|South Street Bridge WalK|
It suddenly dawns on the whole city that there are plans afoot on a grand scale, like West Park in New York, or at least San Antonio, or maybe the Chicago River region, to transform Philadelphia's useless and decaying industrial area into the fashionable place to live. When the planned 1300 feet of remaining Schuylkill waterfront are next filled in, the whole Center City will have a new residential face. And indeed, the railroads and their marshaling yards mostly haven't been removed, since the hidden river is hidden because it is lined with hills which conceal the railroads until you are right on top of them. And another fortuitous circumstance is that railroads have been split apart into freight and passenger lines using the same rails. The passenger trains run during the day and the freight trains run at night, with the freight trains "side-lined", during the day, right in the center of town. You don't notice them much, because they sit down out of sight during daylight hours, and no one notices at night. The marshaling yards are too big to hide, but I understand the plan is to cover them over and build skyscrapers on top. That's fine with me, except for those stories you hear about condominium fights over who should pay for repairs of a jointly owned skyscraper. Maybe that's why apartment dwellers move to a new one every few years; maybe it's a gigantic game of hot potato, running until the music stops.
|Schuylkill River Dog Park|
In any event, the architects seem to be outdoing each other, designing town houses with front and back garages, fronting on the river or fronting on the city park on the second story. And everybody using the dog parks. My goodness, there are several dog parks along the river, with zillions of little dogs running around. They seem to be having a wonderful time sniffing each other, and chasing balls. There are a few basketball courts, but no tennis courts are in sight; mostly, it's dog parks. The streets all seem to be running one-way the wrong way, but if you live there you are probably told the secret passage in, and the secret passage out. Everything else seems to be one-way, do not enter, but of course that doesn't bother people who mainly want to walk their dogs. Imperceptably, the new townhouses merge with the stately old town houses, which as I recall once used the Baltimore and Ohio station in the area. The armory for the First City Troop is still there in the midst of the new revival, reminding folks of the days when the troopers brought their horses into town that way. In case you have forgotten, the city ordnance is that an out-of-control horse always has the right of way. Perhaps that could be re-asserted in some way to pekinese and other toy dogs, too.
The big feature on display is the walk way, built right out over the water in the river for about five blocks.

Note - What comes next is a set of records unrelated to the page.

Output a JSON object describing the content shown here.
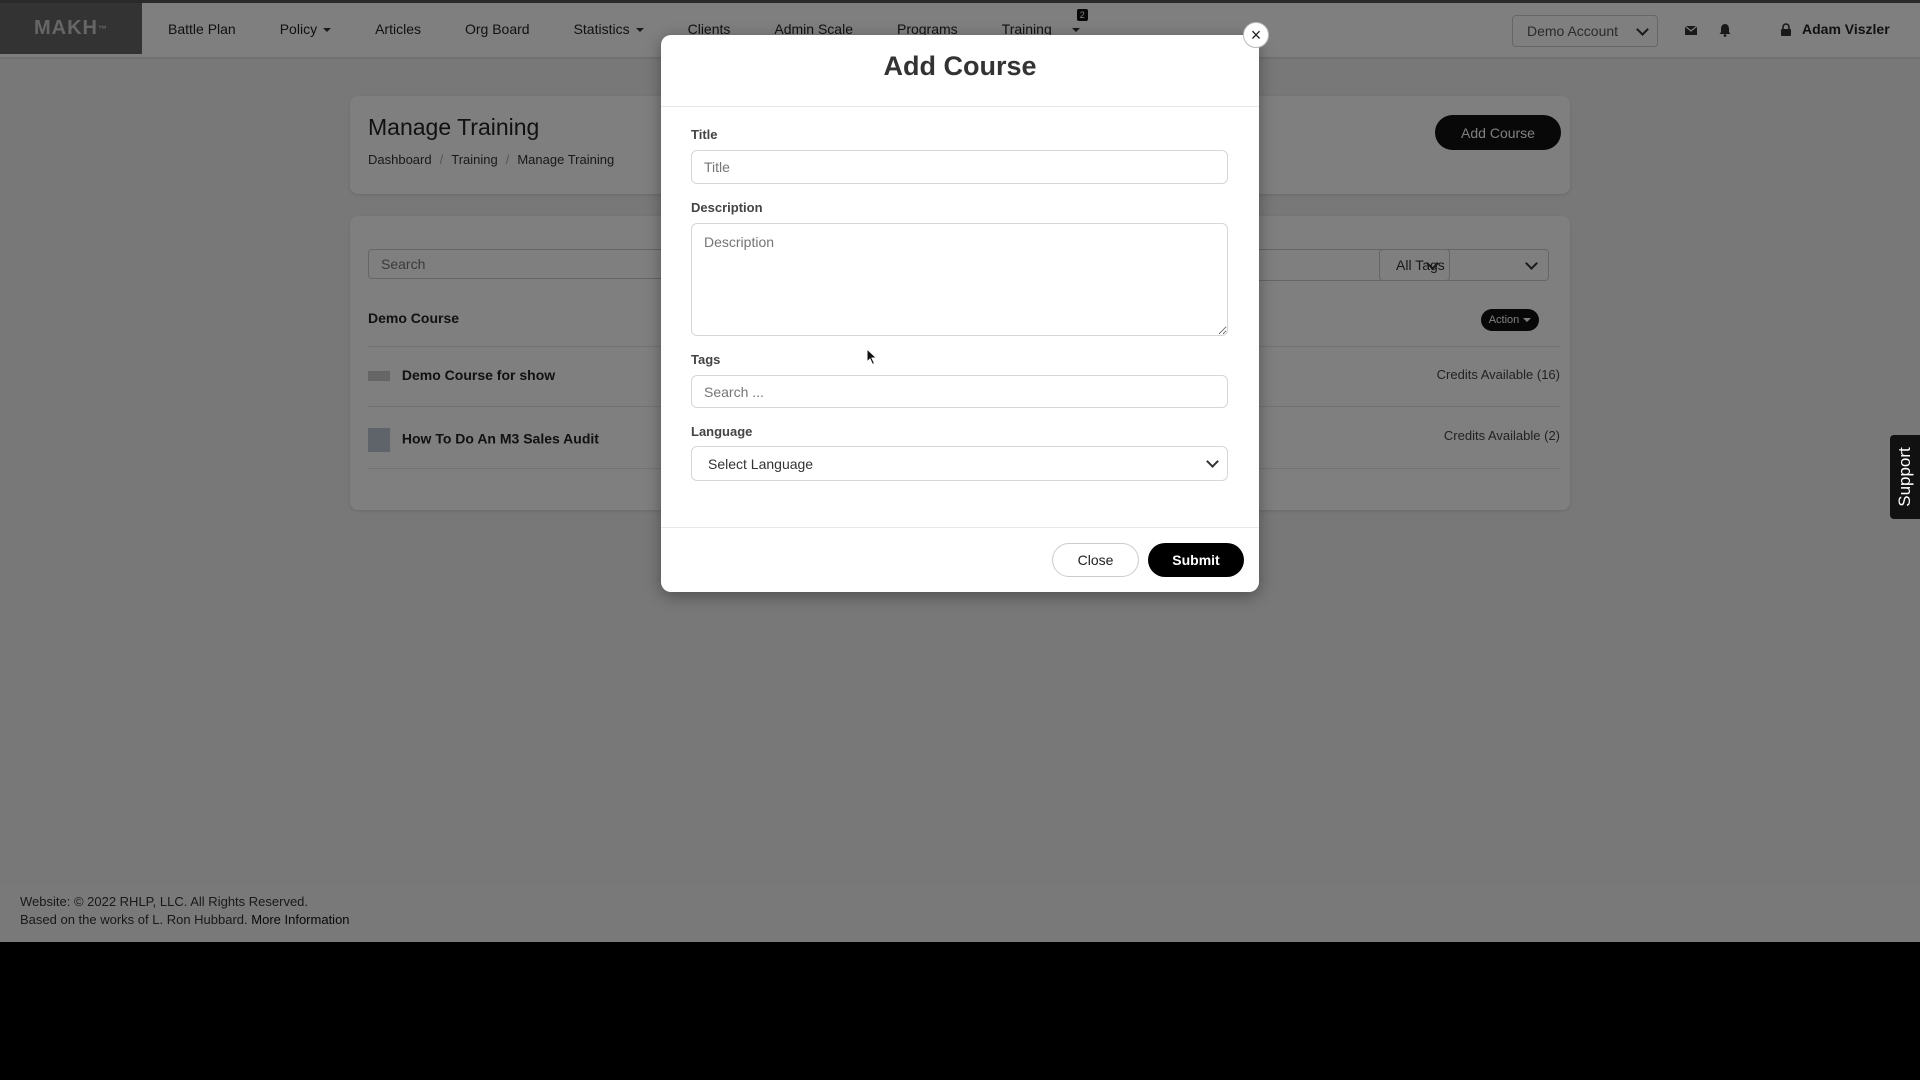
{
  "logo": {
    "text": "MAKH",
    "mark": "™"
  },
  "nav": {
    "items": [
      {
        "label": "Battle Plan",
        "dropdown": false
      },
      {
        "label": "Policy",
        "dropdown": true
      },
      {
        "label": "Articles",
        "dropdown": false
      },
      {
        "label": "Org Board",
        "dropdown": false
      },
      {
        "label": "Statistics",
        "dropdown": true
      },
      {
        "label": "Clients",
        "dropdown": false
      },
      {
        "label": "Admin Scale",
        "dropdown": false
      },
      {
        "label": "Programs",
        "dropdown": false
      }
    ],
    "training": {
      "label": "Training",
      "badge": "2"
    }
  },
  "account": {
    "selected": "Demo Account",
    "user_name": "Adam Viszler"
  },
  "icons": {
    "mail": "envelope-icon",
    "notifications": "bell-icon",
    "user": "lock-icon",
    "close": "close-icon"
  },
  "page": {
    "title": "Manage Training",
    "breadcrumb": [
      "Dashboard",
      "Training",
      "Manage Training"
    ],
    "add_course_label": "Add Course",
    "search_placeholder": "Search",
    "tags_filter": "All Tags",
    "course_group": "Demo Course",
    "action_label": "Action",
    "courses": [
      {
        "name": "Demo Course for show",
        "credits": "Credits Available (16)"
      },
      {
        "name": "How To Do An M3 Sales Audit",
        "credits": "Credits Available (2)"
      }
    ]
  },
  "modal": {
    "title": "Add Course",
    "title_label": "Title",
    "title_placeholder": "Title",
    "description_label": "Description",
    "description_placeholder": "Description",
    "tags_label": "Tags",
    "tags_placeholder": "Search ...",
    "language_label": "Language",
    "language_selected": "Select Language",
    "close_label": "Close",
    "submit_label": "Submit"
  },
  "footer": {
    "line1": "Website: © 2022 RHLP, LLC. All Rights Reserved.",
    "line2": "Based on the works of L. Ron Hubbard.",
    "more_link": "More Information"
  },
  "support_label": "Support",
  "colors": {
    "primary_button": "#000000",
    "overlay": "rgba(0,0,0,0.5)",
    "logo_bg": "#666666"
  }
}
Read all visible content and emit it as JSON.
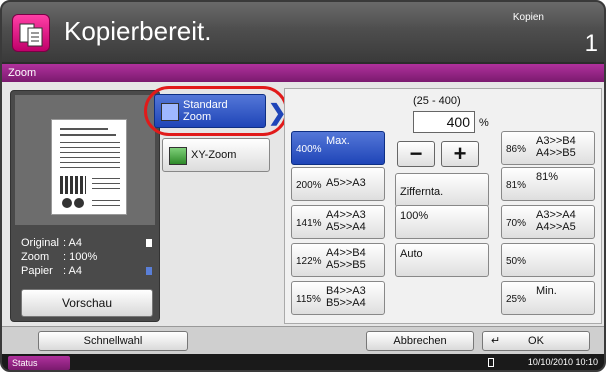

It takes some elaborate twists and turns to get over the sleeping freight trains on the railway below. But no doubt it builds big muscles to get over the hump, and maybe even discourages dogs from escaping to freedom.